Walk more, scroll less, read more, smoke less. When arranged in a certain order, our New Year’s resolutions can have a surprisingly Seuss-ian cadence. Dr. Seuss injected equal parts playfulness and poignancy to many of his books, and the best resolutions have both. Yet, most resolutions lean heavy on the gravity and light on the levity. There is a leaden quality to many of our resolutions born of a rigid moralism that rarely leads to the flourishing we actually desire. So this year, rather than burdening yourself with the chains of a resolution rooted in harsh self-criticism, I invite you to join me in committing to something that will nourish your soul.
For many years, I rejected the practice of making resolutions at all. They seemed to serve as just another tributary to the great river of shame that irrigates our interior lives. Our consumer culture feeds on shame. Advertisers and tastemakers fuel our insecurities, promising to quell the cerebral critic who whispers that there is something deeply unacceptable about us. We are taught that we can overcome our problems through the purchase of new gadgets, self-enhancing services and escapist experiences.
As a spiritual leader and guide, I have had the privilege of hearing from countless people about their deepest wounds, and the wound of shame is chief among their struggles. New Year’s resolutions seem to be part of the shame-industrial complex. According to research reported by The Guardian, most people abandon their New Year’s resolutions by the end of January. We are stuck in a cycle of self-doubt, false solutions that depend on inhuman quantities of sheer willpower and further shame when we fail to white-knuckle our way to perfection.
Yet, despite my skepticism regarding the practice of the New Year’s resolution, I have re-adopted it because I believe flourishing requires making deliberate choices. We need to cast joyful visions for the lives we want to lead, rather than accepting ourselves as fated to spend our future in the same patterns we have had in the past.
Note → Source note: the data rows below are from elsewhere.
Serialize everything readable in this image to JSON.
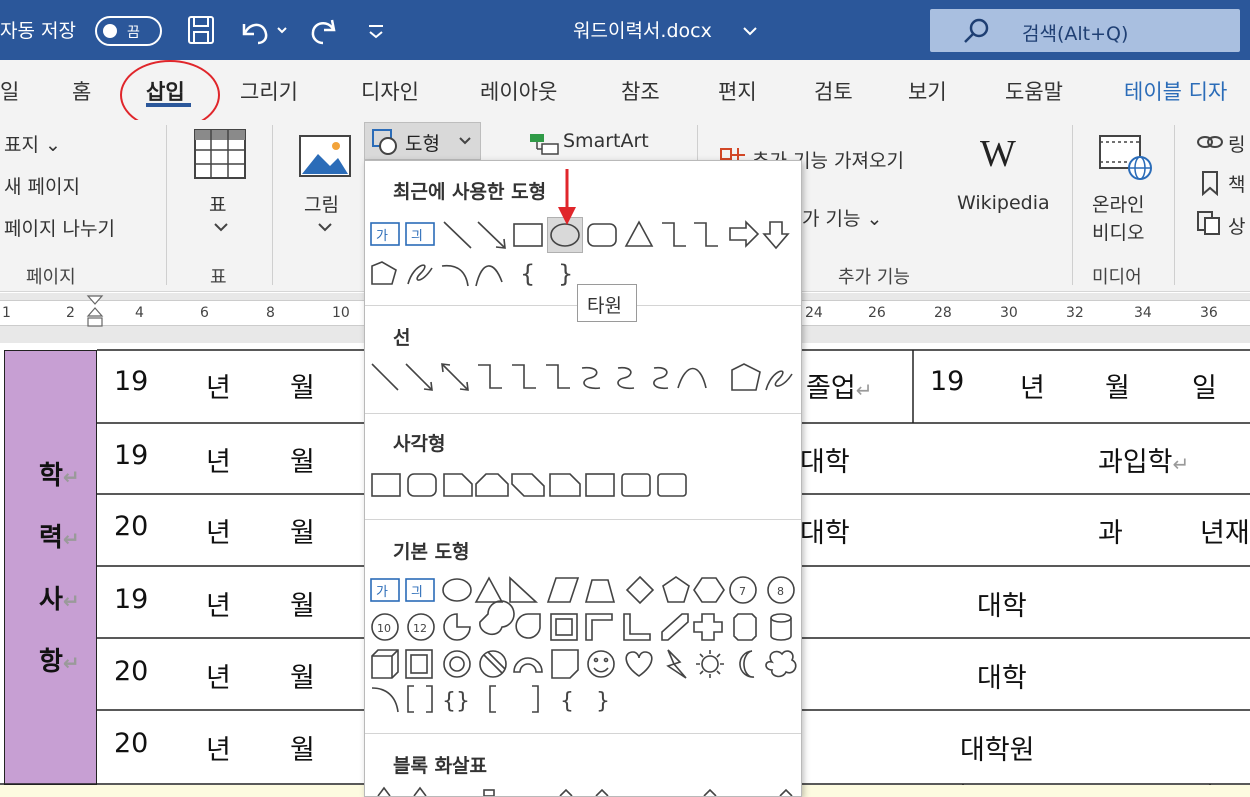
{
  "titlebar": {
    "autosave_label": "자동 저장",
    "autosave_state": "끔",
    "document_title": "워드이력서.docx",
    "search_placeholder": "검색(Alt+Q)"
  },
  "tabs": [
    "일",
    "홈",
    "삽입",
    "그리기",
    "디자인",
    "레이아웃",
    "참조",
    "편지",
    "검토",
    "보기",
    "도움말",
    "테이블 디자"
  ],
  "active_tab": "삽입",
  "ribbon": {
    "pages_group": {
      "items": [
        "표지 ⌄",
        "새 페이지",
        "페이지 나누기"
      ],
      "label": "페이지"
    },
    "table_group": {
      "button": "표",
      "label": "표"
    },
    "picture_button": "그림",
    "shapes_button": "도형",
    "smartart_button": "SmartArt",
    "addins": {
      "get_addins": "추가 기능 가져오기",
      "my_addins": "가 기능 ⌄",
      "wikipedia": "Wikipedia",
      "label": "추가 기능"
    },
    "media": {
      "online_video_1": "온라인",
      "online_video_2": "비디오",
      "label": "미디어"
    },
    "links": {
      "link": "링",
      "bookmark": "책",
      "crossref": "상"
    }
  },
  "ruler": [
    "1",
    "2",
    "4",
    "6",
    "8",
    "10",
    "24",
    "26",
    "28",
    "30",
    "32",
    "34",
    "36"
  ],
  "shapes_gallery": {
    "sections": [
      "최근에 사용한 도형",
      "선",
      "사각형",
      "기본 도형",
      "블록 화살표"
    ],
    "tooltip": "타원"
  },
  "document": {
    "side_header": [
      "학",
      "력",
      "사",
      "항"
    ],
    "rows": [
      {
        "year": "19",
        "y": "년",
        "m": "월",
        "right": "졸업",
        "right2": "19",
        "right3": "년",
        "right4": "월",
        "right5": "일"
      },
      {
        "year": "19",
        "y": "년",
        "m": "월",
        "right": "대학",
        "right2": "과입학"
      },
      {
        "year": "20",
        "y": "년",
        "m": "월",
        "right": "대학",
        "right2": "과",
        "right3": "년재"
      },
      {
        "year": "19",
        "y": "년",
        "m": "월",
        "right": "대학"
      },
      {
        "year": "20",
        "y": "년",
        "m": "월",
        "right": "대학"
      },
      {
        "year": "20",
        "y": "년",
        "m": "월",
        "right": "대학원"
      }
    ]
  },
  "colors": {
    "titlebar": "#2b579a",
    "side_header": "#c79fd3",
    "highlight_circle": "#e0262b"
  }
}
The first step is digging past the superficial goals of most resolutions to the deeper soil in which we come back to our true selves. Instead of resolutions, perhaps we might make re-soul-utions, if you will pardon my cringey wordplay in the spirit of not taking it all so seriously. Eating differently so that we conform more closely to beauty norms, have more energy or even live longer are surface-level goals. Eating differently so that we can get in touch with the plant and animal kingdoms that become part of us in every meal, so that we better care for the temples of our bodies that perform daily miracles or so that we can play more energetically with the loved ones who turn the cacophony of existence into a symphony of meaning — these are soul-nourishing goals.
So this year may our goals be higher, deeper and wider, and may we hold them more lightly than we ever imagined possible.
Read more of the Jan. 11-17, 2023 issue.